said, that, while he fully appreciated the difficulties of Her Majesty's Government in dealing with the course of Public Business in the other House of Parliament, at the same time he thought a measure of this importance, dealing, as it did, with the proprietary rights of the landowners of this country, should have been considered by their Lordships at a time when it could receive the full attention of the House. He regretted that the Bill had been put down for Committee at such short Notice, as he knew that there were several noble Lords who had wished to discuss the question. With regard to the general object of the measure, he had always expressed his opinion in favour of increasing the number of allotments available for the working classes. He objected, however, to the compulsory powers given by the Bill. They had had no evidence before them which would show that there was any difficulty in obtaining allotments; and he thought that before they adopted the principle of the compulsory taking of land contained in the Bill they might have had some further inquiry. It would have been far batter to have rested the Bill upon the readiness of landowners to give allotments, rather than by this compulsory clause to rob them of any credit in the matter. Before adopting that principle they should have tried the voluntary system, and if they had found it fail they could have gone back on to compulsion. He denied, however, that the voluntary system would have failed. He regretted that Her Majesty's Government, whether from Parliamentary or electoral exigencies, had gone as far as they had done in this Bill.

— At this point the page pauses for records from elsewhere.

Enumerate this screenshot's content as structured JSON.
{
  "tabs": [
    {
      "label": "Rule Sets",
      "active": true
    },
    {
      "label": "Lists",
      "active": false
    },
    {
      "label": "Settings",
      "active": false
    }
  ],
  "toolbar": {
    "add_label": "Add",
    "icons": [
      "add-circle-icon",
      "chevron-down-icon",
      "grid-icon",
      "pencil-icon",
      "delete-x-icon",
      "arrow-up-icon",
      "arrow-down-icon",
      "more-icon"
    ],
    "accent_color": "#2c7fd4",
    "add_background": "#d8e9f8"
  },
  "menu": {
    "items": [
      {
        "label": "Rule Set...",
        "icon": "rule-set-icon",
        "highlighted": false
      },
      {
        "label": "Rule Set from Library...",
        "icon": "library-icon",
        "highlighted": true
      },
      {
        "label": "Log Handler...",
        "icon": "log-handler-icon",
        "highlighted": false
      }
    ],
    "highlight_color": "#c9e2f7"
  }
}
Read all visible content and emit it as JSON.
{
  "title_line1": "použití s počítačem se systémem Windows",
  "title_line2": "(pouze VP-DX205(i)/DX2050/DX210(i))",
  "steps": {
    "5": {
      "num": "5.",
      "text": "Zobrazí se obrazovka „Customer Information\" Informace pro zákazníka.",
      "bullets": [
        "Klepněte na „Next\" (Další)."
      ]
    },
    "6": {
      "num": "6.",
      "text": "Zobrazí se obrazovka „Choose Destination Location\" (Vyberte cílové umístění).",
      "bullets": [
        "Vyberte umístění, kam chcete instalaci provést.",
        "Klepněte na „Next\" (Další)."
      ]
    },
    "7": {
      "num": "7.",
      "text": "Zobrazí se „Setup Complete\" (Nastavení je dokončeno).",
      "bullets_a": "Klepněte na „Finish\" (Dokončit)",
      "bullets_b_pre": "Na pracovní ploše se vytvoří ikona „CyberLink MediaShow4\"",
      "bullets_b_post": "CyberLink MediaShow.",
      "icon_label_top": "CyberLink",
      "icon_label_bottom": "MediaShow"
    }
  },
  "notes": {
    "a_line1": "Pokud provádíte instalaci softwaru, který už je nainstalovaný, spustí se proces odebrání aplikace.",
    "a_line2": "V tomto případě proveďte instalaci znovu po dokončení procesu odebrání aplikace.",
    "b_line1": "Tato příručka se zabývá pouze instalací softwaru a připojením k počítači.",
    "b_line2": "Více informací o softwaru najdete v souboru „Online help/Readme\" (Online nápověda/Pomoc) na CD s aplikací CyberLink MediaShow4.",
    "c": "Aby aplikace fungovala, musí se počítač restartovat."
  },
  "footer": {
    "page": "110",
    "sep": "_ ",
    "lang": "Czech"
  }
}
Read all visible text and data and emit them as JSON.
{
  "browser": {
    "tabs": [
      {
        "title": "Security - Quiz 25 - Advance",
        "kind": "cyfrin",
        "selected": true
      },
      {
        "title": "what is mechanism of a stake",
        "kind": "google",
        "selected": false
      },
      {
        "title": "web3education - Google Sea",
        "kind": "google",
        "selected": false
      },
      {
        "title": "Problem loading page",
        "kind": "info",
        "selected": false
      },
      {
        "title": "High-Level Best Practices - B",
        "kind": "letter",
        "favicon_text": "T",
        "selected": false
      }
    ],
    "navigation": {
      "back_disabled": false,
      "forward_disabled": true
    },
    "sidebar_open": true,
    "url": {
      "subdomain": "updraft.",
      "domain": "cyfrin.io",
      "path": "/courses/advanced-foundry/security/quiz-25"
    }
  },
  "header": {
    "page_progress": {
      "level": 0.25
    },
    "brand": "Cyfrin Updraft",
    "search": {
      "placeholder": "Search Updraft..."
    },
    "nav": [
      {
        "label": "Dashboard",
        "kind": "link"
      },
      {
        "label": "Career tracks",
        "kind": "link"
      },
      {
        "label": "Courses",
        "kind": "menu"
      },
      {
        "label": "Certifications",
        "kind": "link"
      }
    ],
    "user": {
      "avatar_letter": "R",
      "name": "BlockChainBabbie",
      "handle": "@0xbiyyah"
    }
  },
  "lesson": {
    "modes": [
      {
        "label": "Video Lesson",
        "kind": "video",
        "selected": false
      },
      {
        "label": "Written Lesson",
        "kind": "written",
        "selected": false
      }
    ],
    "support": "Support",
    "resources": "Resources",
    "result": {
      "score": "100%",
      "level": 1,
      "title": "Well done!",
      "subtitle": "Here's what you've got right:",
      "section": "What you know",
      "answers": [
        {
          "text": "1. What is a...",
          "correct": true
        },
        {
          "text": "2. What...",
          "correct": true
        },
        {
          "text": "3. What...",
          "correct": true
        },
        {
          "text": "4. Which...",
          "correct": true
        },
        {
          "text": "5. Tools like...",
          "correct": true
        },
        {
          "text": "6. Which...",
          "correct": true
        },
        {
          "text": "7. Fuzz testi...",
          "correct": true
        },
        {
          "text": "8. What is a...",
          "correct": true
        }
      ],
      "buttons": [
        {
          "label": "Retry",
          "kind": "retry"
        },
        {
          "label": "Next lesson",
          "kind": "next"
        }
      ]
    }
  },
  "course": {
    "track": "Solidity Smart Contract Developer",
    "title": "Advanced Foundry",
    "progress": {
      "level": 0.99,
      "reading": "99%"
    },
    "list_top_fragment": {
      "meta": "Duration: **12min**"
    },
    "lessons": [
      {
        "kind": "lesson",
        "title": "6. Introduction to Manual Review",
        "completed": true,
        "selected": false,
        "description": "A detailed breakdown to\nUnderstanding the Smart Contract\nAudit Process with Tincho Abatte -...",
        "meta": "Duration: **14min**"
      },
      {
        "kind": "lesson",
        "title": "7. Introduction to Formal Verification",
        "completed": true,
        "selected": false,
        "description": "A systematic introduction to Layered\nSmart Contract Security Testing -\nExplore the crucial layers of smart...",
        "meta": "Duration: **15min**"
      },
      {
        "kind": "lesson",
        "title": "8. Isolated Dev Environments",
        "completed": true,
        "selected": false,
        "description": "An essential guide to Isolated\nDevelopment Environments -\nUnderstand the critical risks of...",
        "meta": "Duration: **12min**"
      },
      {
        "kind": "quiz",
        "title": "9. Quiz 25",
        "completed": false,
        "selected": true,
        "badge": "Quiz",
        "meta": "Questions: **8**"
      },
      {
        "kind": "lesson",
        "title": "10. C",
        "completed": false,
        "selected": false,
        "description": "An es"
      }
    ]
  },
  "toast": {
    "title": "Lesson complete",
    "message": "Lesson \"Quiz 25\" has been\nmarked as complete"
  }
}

He did not propose, however, to offer opposition to the passage of the measure, or to detain their Lordships by moving Amendments.


said, that if the Bill had come before their Lordships at an earlier period of the Session, he might have felt disposed to move certain Amendments. But he did not disapprove of the Bill as a whole, and he cordially-approved of its object. He should be sorry to see it delayed or endangered, and he therefore hoped that it would pass through the House without Amendment, or, at all events, without any Amendment of a contentious character. He thought the Government, especially the President of the Local Government Board, had dealt very fairly and reasonably with the subject in the circumstances in which they had been placed towards the end of the Session.


said, he did not consider the Bill altogether incapable of amendment. If there were time and opportunity it would be possible to make suggestions perhaps of some value in the way of simplifying the methods and machinery of the measure; but it would be most unfortunate at that period of the Session if any Amendment were made which would tend to delay, and possibly to defeat, the Bill. He desired, to know whether Clause 12 of the Bill would permit of the allotment managers turning part of the common land into meadow for the purposes of securing hay. There was some doubt on this point. He must be allowed to express his personal satisfaction, and he also believed that of the great majority of their Lordships, at Her Majesty's Government having been able to deal with the allotments' question that Session; and in spite of the somewhat ominous circumstance that his noble and learned Friend (Lord Bramwell) was in favour of the Bill, he thought it would be found to work well.


said, he also approved of the Bill; but he desired to move an. Amendment to Clause 12 if, in its present shape, it would not permit the allotment managers to set apart common land for hay, as it would be of little use supplying pasturage for labourers' cows, if moans were not also taken to supply them with hay during winter. He should like to know whether the point had been considered by the Government.


said, the point had been considered, and the Local Government Board were advised that there was nothing in the clause to prevent the allotment managers making provision for the supply of hay, as suggested.


said, that he, too, had been assured by a high authority that the clause in its present form would have the effect desired.


said, he could not allow the debate to close without expressing his acknowledgments to the House for the way in which the Bill had been received.

Motion agreed to; House in Committee accordingly; Bill reported without Amendment, and to be read 3a To-morrow.